▸ **Task to carry out**: From the records below, copy each line that has the word "goes" in it.

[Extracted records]
------------

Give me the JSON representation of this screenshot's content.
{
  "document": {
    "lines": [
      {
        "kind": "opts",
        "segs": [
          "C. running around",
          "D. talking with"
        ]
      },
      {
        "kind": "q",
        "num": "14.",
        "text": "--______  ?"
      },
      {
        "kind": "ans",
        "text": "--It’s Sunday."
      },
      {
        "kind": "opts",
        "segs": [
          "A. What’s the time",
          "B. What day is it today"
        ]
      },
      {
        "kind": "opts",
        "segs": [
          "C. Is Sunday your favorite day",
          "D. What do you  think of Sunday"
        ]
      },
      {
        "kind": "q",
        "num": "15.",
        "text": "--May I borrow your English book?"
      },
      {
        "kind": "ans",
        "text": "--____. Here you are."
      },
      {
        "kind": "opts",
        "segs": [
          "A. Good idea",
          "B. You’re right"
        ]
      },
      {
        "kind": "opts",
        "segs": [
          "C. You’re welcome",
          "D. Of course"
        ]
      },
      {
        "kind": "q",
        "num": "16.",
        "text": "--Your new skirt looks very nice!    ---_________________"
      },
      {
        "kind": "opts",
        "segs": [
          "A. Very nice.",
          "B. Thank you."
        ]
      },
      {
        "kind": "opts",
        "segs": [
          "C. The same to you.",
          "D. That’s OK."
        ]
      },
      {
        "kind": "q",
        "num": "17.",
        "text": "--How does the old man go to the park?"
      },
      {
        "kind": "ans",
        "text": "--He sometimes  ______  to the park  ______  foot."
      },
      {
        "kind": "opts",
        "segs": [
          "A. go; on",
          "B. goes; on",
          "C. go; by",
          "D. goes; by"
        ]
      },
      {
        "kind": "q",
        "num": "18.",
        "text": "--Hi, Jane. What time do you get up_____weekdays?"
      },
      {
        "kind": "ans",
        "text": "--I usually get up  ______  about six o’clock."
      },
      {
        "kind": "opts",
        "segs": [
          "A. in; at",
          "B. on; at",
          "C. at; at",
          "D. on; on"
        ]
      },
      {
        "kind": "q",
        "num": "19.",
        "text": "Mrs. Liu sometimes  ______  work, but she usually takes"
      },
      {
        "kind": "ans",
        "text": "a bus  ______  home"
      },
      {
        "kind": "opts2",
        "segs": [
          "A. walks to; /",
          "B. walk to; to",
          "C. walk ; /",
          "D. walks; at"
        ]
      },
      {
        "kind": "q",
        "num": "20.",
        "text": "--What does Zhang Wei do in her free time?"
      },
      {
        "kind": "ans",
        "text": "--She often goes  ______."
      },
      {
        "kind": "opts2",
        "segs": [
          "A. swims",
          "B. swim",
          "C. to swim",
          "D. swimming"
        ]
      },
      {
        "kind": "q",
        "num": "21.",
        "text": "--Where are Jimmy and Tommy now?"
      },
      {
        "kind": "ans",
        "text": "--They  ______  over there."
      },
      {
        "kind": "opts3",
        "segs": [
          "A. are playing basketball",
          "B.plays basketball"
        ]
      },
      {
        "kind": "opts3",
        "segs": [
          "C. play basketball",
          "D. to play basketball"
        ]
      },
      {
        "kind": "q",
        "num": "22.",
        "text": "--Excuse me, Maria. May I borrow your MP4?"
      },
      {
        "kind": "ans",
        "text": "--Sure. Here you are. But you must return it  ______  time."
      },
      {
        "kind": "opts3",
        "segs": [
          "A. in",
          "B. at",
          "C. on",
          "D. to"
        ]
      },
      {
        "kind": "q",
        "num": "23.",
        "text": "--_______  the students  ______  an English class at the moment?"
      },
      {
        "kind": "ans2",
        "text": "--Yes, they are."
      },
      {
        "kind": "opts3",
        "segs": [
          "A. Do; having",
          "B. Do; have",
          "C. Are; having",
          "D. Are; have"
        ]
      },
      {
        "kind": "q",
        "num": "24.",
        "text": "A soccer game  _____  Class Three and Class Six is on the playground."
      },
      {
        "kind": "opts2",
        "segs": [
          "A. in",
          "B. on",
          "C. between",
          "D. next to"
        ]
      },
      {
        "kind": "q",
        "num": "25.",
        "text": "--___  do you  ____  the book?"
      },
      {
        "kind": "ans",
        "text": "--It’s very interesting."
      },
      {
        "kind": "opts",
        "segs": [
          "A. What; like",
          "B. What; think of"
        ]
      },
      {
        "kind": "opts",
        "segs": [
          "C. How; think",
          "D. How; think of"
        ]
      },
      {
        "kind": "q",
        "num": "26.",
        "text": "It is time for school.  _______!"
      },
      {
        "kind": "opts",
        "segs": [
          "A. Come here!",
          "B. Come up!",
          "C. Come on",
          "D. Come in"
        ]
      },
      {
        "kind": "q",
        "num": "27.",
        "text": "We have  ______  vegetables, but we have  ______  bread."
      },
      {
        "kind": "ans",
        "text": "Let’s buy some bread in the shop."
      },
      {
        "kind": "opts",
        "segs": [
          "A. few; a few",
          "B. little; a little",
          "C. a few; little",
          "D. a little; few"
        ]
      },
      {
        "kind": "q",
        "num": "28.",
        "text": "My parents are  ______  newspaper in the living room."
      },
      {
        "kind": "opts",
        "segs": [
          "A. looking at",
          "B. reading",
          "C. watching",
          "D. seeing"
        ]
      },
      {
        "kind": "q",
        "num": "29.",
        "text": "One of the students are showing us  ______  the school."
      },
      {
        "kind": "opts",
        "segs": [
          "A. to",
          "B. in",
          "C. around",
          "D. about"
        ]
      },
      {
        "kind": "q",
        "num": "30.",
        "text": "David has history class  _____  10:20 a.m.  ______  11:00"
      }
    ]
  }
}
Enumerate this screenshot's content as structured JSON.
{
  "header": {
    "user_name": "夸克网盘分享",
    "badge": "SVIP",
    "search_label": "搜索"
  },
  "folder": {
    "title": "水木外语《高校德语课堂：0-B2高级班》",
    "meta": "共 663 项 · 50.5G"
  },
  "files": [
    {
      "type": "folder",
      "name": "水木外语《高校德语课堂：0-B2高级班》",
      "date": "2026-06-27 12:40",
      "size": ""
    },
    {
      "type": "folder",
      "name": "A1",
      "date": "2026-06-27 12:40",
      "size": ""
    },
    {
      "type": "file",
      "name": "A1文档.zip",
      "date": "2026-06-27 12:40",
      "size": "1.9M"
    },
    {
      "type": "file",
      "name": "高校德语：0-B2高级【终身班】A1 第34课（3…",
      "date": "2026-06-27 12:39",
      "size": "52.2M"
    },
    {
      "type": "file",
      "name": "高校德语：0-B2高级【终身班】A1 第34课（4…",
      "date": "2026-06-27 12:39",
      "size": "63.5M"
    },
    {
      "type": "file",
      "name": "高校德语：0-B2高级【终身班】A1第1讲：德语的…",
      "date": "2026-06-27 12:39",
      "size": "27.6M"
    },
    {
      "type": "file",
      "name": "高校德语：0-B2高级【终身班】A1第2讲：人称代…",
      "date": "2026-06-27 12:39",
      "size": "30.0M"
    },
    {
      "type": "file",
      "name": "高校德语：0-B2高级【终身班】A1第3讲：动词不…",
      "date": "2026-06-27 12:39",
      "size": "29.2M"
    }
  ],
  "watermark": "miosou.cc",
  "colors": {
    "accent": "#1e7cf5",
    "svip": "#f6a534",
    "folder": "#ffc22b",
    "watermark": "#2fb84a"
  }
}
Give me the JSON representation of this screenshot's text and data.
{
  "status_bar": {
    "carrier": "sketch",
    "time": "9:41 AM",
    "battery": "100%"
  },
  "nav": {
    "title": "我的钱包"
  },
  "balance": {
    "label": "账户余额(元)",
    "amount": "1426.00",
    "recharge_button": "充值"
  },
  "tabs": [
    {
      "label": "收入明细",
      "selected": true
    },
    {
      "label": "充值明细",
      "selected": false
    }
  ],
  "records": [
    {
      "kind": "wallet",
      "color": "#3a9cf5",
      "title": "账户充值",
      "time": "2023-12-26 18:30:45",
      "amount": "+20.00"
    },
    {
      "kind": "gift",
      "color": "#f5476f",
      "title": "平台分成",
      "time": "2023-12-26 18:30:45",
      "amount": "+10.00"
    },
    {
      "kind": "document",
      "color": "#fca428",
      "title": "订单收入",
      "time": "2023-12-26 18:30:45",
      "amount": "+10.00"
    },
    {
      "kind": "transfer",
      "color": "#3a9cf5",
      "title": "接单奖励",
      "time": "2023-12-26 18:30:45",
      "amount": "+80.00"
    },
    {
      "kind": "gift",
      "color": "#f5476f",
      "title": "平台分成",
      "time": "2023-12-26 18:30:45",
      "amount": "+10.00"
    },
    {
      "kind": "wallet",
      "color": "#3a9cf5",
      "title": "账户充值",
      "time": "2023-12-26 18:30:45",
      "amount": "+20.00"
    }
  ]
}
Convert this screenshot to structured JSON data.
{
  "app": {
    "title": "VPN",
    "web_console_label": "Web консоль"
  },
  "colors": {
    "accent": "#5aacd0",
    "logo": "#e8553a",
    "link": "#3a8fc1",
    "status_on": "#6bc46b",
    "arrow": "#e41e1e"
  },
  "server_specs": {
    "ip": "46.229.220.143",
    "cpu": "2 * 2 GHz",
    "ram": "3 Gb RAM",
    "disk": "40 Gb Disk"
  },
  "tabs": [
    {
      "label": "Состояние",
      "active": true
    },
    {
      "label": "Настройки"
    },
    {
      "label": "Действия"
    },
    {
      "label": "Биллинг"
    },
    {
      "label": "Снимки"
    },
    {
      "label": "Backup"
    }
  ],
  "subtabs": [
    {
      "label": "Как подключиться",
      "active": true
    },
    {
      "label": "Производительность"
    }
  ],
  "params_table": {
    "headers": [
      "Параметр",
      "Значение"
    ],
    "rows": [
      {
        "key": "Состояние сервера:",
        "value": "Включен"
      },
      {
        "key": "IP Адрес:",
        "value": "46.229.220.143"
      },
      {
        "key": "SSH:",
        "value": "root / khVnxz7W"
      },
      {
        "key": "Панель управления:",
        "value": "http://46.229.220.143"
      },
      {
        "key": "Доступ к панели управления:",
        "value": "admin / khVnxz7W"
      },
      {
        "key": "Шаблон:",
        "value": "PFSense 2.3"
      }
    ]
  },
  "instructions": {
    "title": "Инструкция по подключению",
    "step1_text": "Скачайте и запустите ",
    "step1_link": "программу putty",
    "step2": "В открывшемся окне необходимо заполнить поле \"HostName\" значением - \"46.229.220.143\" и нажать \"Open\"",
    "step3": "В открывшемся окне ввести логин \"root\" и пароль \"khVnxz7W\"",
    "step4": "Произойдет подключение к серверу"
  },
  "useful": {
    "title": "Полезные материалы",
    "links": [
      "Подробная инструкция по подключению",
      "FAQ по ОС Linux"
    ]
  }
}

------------

▸ **Solution**:
          "B. goes; on",
          "D. goes; by"
        "text": "--She often goes  ______."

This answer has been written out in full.